TASK DIRECTIONS
Scan the entries for lines with the word "name" and copy those lines.

Component data from apps and pages
##############################
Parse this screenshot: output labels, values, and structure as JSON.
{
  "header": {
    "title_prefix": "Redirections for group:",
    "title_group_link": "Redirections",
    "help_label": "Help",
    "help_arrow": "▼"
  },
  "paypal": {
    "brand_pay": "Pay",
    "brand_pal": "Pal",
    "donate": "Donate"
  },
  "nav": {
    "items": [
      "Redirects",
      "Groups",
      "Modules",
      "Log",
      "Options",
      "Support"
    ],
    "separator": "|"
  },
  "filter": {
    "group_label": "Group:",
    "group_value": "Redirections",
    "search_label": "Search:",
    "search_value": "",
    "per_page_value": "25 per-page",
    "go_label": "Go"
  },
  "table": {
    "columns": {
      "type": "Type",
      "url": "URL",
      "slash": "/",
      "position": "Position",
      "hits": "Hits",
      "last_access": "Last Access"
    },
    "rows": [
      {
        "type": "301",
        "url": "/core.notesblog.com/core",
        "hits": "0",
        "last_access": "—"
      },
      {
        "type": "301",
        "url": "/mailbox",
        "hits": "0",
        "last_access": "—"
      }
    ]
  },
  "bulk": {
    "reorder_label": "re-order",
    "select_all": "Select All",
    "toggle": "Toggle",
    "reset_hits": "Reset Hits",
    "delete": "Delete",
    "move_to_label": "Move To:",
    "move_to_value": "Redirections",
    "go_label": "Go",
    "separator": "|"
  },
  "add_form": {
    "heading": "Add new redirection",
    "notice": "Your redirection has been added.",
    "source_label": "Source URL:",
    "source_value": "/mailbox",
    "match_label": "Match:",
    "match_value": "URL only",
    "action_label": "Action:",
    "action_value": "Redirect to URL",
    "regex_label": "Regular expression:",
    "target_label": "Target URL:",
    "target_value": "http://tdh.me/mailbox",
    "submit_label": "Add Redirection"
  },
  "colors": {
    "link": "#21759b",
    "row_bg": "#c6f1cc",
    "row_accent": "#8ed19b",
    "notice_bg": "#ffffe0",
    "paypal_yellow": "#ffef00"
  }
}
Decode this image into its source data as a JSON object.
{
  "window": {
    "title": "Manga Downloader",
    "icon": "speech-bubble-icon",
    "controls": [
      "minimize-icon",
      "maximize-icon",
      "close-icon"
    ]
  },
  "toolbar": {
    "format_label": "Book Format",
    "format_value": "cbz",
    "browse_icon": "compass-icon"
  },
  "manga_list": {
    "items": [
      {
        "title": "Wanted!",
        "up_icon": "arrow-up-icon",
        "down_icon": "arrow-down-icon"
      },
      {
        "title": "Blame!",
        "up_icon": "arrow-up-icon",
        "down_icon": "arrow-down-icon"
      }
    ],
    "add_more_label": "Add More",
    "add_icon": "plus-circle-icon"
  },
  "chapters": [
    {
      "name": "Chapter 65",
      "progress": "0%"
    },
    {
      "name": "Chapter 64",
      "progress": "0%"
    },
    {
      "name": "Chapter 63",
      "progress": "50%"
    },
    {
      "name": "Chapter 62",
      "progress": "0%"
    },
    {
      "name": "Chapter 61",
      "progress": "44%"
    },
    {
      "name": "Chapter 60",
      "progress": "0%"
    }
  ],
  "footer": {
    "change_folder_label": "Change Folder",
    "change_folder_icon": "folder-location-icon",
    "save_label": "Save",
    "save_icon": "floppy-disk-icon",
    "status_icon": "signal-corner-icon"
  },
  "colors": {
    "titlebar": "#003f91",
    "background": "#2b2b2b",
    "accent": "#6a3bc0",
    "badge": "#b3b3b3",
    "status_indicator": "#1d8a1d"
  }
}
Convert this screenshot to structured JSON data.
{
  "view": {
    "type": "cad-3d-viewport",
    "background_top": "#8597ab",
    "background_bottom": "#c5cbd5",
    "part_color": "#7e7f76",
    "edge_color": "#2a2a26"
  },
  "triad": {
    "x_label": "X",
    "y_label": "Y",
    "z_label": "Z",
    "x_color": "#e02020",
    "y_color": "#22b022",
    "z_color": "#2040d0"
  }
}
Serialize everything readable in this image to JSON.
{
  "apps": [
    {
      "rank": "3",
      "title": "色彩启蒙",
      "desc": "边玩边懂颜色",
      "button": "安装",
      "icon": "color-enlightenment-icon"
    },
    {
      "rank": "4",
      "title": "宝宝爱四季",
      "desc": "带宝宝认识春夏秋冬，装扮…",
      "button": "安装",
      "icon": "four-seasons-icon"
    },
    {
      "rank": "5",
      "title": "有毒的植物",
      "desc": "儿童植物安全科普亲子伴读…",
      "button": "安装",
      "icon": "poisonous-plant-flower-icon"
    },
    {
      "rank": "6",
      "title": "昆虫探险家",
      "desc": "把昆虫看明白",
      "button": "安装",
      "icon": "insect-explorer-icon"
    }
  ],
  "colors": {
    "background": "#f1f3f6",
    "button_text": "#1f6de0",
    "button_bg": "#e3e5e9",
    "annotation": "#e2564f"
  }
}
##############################
REPLY TO THE TASK
      "name": "Chapter 65",
      "name": "Chapter 64",
      "name": "Chapter 63",
      "name": "Chapter 62",
      "name": "Chapter 61",
      "name": "Chapter 60",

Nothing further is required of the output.